Some longtime southwest Kansas residents accustomed to long periods without rain say this spring was one of the worst they can remember.
The Hutchinson News reports Morton County, which sits closer to three state capitals than its own in Topeka, still has received only about 75 percent of normal precipitation, even after an unusually wet June.
Morton County farmer Scott Shrauner says the county hasn’t received normal rainfall in at least seven years. The July rains came too late to help the dryland wheat crop, which Shrauner says he doesn’t expect to cut much of this year.

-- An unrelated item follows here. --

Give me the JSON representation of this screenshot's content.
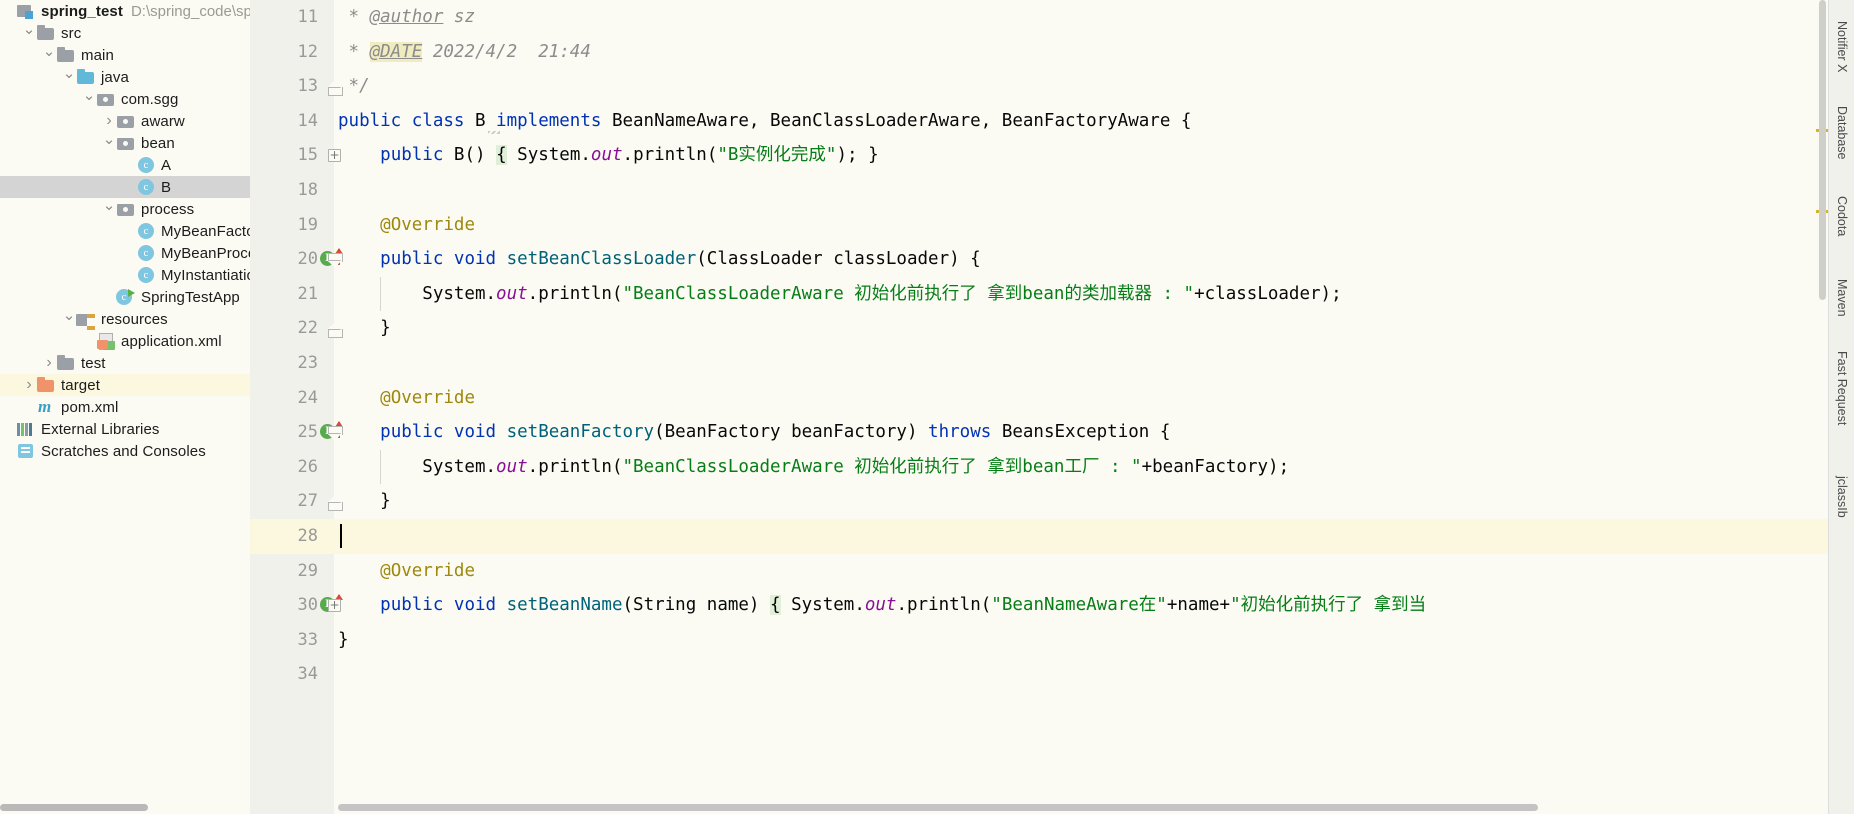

The Kansas State University ag research center in Garden City says January through May was the driest start to the year on record with just 2.07 inches of precipitation.